* EXERCISE
Return the data given below exactly as it appears.

[LISTED RECORDS Boundary: Start]

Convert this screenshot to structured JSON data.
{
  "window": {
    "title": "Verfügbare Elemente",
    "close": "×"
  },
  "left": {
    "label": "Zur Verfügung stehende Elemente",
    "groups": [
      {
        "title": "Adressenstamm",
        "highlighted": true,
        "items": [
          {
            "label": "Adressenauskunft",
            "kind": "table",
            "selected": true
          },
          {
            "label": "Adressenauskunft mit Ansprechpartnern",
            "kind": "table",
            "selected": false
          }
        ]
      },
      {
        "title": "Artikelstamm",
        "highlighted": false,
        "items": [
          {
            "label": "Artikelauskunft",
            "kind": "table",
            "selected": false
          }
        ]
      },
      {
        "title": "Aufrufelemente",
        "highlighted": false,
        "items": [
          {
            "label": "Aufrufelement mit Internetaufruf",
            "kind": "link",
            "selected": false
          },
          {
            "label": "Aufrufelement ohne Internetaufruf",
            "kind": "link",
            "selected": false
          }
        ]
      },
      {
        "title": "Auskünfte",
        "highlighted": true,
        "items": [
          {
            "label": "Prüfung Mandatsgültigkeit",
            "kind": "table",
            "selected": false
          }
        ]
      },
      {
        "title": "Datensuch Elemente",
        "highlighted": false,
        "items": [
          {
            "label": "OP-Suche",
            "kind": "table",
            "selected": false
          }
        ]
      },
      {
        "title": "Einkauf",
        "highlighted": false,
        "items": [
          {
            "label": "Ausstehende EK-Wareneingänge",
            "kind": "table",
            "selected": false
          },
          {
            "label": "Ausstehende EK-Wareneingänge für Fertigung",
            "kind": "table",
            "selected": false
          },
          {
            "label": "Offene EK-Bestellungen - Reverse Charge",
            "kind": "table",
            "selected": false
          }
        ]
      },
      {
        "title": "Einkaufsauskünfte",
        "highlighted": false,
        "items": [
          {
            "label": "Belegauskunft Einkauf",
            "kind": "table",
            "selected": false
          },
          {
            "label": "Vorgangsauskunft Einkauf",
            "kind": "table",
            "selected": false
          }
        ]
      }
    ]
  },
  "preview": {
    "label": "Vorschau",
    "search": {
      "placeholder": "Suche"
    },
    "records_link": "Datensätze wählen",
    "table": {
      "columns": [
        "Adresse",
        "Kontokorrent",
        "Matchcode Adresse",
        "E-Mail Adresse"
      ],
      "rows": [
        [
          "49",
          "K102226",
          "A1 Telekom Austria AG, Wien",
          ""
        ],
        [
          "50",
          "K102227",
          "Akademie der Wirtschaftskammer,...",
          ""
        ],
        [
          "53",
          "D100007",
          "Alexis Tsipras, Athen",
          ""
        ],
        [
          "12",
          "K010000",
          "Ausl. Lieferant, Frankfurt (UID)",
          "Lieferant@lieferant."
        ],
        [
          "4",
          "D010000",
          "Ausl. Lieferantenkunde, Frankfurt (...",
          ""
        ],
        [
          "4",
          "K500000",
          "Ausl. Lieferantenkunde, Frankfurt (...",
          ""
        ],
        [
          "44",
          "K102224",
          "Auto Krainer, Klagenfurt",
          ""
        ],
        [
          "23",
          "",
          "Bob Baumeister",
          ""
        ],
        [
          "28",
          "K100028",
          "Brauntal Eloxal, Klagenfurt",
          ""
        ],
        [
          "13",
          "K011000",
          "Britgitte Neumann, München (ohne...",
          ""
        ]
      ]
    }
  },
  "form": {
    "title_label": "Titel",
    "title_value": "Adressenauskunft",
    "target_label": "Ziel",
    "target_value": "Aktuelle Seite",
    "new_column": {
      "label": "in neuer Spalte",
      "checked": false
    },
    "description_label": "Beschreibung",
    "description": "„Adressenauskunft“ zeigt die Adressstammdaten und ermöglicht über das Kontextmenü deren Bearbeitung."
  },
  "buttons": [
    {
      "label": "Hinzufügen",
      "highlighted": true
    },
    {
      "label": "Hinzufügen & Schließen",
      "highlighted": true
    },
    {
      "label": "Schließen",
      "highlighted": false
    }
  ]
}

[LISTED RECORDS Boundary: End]

* WRITTEN RESPONSE
Convert this screenshot to structured JSON data.
{
  "window": {
    "title": "Verfügbare Elemente",
    "close": "×"
  },
  "left": {
    "label": "Zur Verfügung stehende Elemente",
    "groups": [
      {
        "title": "Adressenstamm",
        "highlighted": true,
        "items": [
          {
            "label": "Adressenauskunft",
            "kind": "table",
            "selected": true
          },
          {
            "label": "Adressenauskunft mit Ansprechpartnern",
            "kind": "table",
            "selected": false
          }
        ]
      },
      {
        "title": "Artikelstamm",
        "highlighted": false,
        "items": [
          {
            "label": "Artikelauskunft",
            "kind": "table",
            "selected": false
          }
        ]
      },
      {
        "title": "Aufrufelemente",
        "highlighted": false,
        "items": [
          {
            "label": "Aufrufelement mit Internetaufruf",
            "kind": "link",
            "selected": false
          },
          {
            "label": "Aufrufelement ohne Internetaufruf",
            "kind": "link",
            "selected": false
          }
        ]
      },
      {
        "title": "Auskünfte",
        "highlighted": true,
        "items": [
          {
            "label": "Prüfung Mandatsgültigkeit",
            "kind": "table",
            "selected": false
          }
        ]
      },
      {
        "title": "Datensuch Elemente",
        "highlighted": false,
        "items": [
          {
            "label": "OP-Suche",
            "kind": "table",
            "selected": false
          }
        ]
      },
      {
        "title": "Einkauf",
        "highlighted": false,
        "items": [
          {
            "label": "Ausstehende EK-Wareneingänge",
            "kind": "table",
            "selected": false
          },
          {
            "label": "Ausstehende EK-Wareneingänge für Fertigung",
            "kind": "table",
            "selected": false
          },
          {
            "label": "Offene EK-Bestellungen - Reverse Charge",
            "kind": "table",
            "selected": false
          }
        ]
      },
      {
        "title": "Einkaufsauskünfte",
        "highlighted": false,
        "items": [
          {
            "label": "Belegauskunft Einkauf",
            "kind": "table",
            "selected": false
          },
          {
            "label": "Vorgangsauskunft Einkauf",
            "kind": "table",
            "selected": false
          }
        ]
      }
    ]
  },
  "preview": {
    "label": "Vorschau",
    "search": {
      "placeholder": "Suche"
    },
    "records_link": "Datensätze wählen",
    "table": {
      "columns": [
        "Adresse",
        "Kontokorrent",
        "Matchcode Adresse",
        "E-Mail Adresse"
      ],
      "rows": [
        [
          "49",
          "K102226",
          "A1 Telekom Austria AG, Wien",
          ""
        ],
        [
          "50",
          "K102227",
          "Akademie der Wirtschaftskammer,...",
          ""
        ],
        [
          "53",
          "D100007",
          "Alexis Tsipras, Athen",
          ""
        ],
        [
          "12",
          "K010000",
          "Ausl. Lieferant, Frankfurt (UID)",
          "Lieferant@lieferant."
        ],
        [
          "4",
          "D010000",
          "Ausl. Lieferantenkunde, Frankfurt (...",
          ""
        ],
        [
          "4",
          "K500000",
          "Ausl. Lieferantenkunde, Frankfurt (...",
          ""
        ],
        [
          "44",
          "K102224",
          "Auto Krainer, Klagenfurt",
          ""
        ],
        [
          "23",
          "",
          "Bob Baumeister",
          ""
        ],
        [
          "28",
          "K100028",
          "Brauntal Eloxal, Klagenfurt",
          ""
        ],
        [
          "13",
          "K011000",
          "Britgitte Neumann, München (ohne...",
          ""
        ]
      ]
    }
  },
  "form": {
    "title_label": "Titel",
    "title_value": "Adressenauskunft",
    "target_label": "Ziel",
    "target_value": "Aktuelle Seite",
    "new_column": {
      "label": "in neuer Spalte",
      "checked": false
    },
    "description_label": "Beschreibung",
    "description": "„Adressenauskunft“ zeigt die Adressstammdaten und ermöglicht über das Kontextmenü deren Bearbeitung."
  },
  "buttons": [
    {
      "label": "Hinzufügen",
      "highlighted": true
    },
    {
      "label": "Hinzufügen & Schließen",
      "highlighted": true
    },
    {
      "label": "Schließen",
      "highlighted": false
    }
  ]
}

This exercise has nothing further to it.